I'm a pretty lucky person, and I know it. I get to spend a decent chunk of my days doing creative things, which makes me very happy. But it is almost always a completely solitary endeavor. I'm used to doing everything I do by myself, whether it's writing, photography, or god help us all, music. So when Twitter friend Michele Costanza (who writes the Sassy City Girl blog for the Seattle P-I) reached out to me to meet in person this year to talk about possibly working on a project together, I was really intrigued. It took a few months to pull together, but finally we agreed that we'd like to team up to cover a few concerts at Seattle's Woodland Park Zoo. The "Zoo Tunes" summer series is immensely popular, drawing big-name acts who often perform to capacity crowds on the wide green lawn. And so last Wednesday as the threat of rain fell away and we were left with a late sunny afternoon to play with, Michele and I met up at the Zoo's North Gate for a show by feminist folk-pop icons the Indigo Girls, with openers the indie/Americana band Mount Moriah. Michele brought her pen and paper, I brought my camera, and we traipsed around the grounds like mighty hunters.
Mount Moriah delivered a very well-received set featuring songs from their recently-released self-titled debut album as the audience filled the lawn with blankets and chairs and coolers. The warmth and purity of Heather McEntire's voice combined beautifully with the band's thoughtful, layered arrangements to make for a very pretty atmosphere, grounded well in tradition, yet distinctly modern. Seattle is a hotbed for this particular kind of take on folk music, and I am sure Mount Moriah would be welcomed back as a headliner here any ol' time.

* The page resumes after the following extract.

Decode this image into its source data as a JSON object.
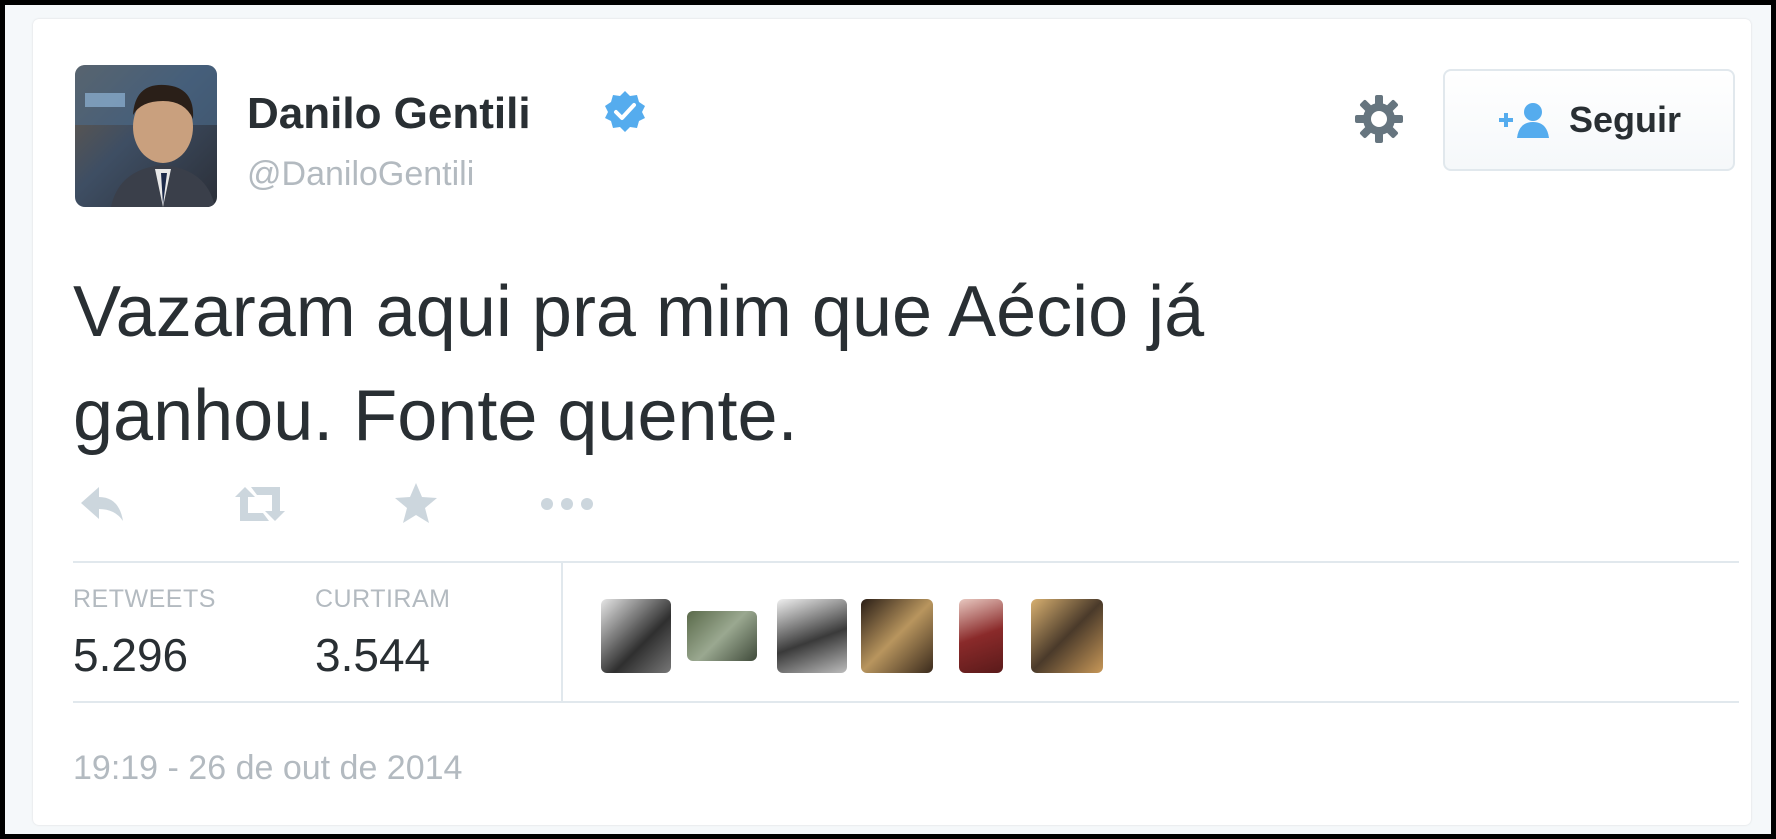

(More Mount Moriah photos are here.)
The Indigo Girls are far more than just a female folk duo with a knack for writing memorable, singable tunes -- they are no less than icons for many in the LGTB and progressive political communities. They mean more to people because of what they stand for, and how committed they have been to their ideals. There were indeed many LGTB audience members, but Amy Ray and Emily Saliers' songs of struggle against the odds, hope in the face of fear and doubt, and the renewing spirit of love appeals to all. Saliers and Ray's seamlessly-intertwined vocals, strong musicianship, and ease and flow of stage communication underlined their years of performing together and were complemented perfectly by keyboardist/accordionist Julie Wolf and violinist Lyris Hung. The foursome pulled strongly from bluegrass, mid-20th Century folk protest, and bright lyrical pop forms to bring the crowd to their feet, dancing and singing along, a warm communal vibe to the air, little kids running around with painted faces and big guys in plaid shirts drinking Mac 'n Jacks beer.
(More Indigo Girls photos are here; more Zoo Tunes crowd photos are here. All photos courtesy Sassy City Girl and Seattle P-I)
At the end of the evening, as I finished my own delicious Mac 'n Jacks kindly purchased by Michele, I thought a moment about the how important it is to make personal, real connections in a world where we spend so much time on a screen, or driving alone in cars, or making small talk only to not be able to remember a single thing said. Music is obviously one way that people come together to share a connection, and I am grateful to Michele in sharing some of her many interests and talents and goals with me, and asking me along on such a lovely evening. Please see her Sassy City Girl article here with her nod to Zoo Tunes as "Best Family Activity In Seattle!"
Thank you to Michele, Seattle P-I, Woodland Park Zoo and the Zoo Tunes staff, Mount Moriah, and the Indigo Girls. See you soon!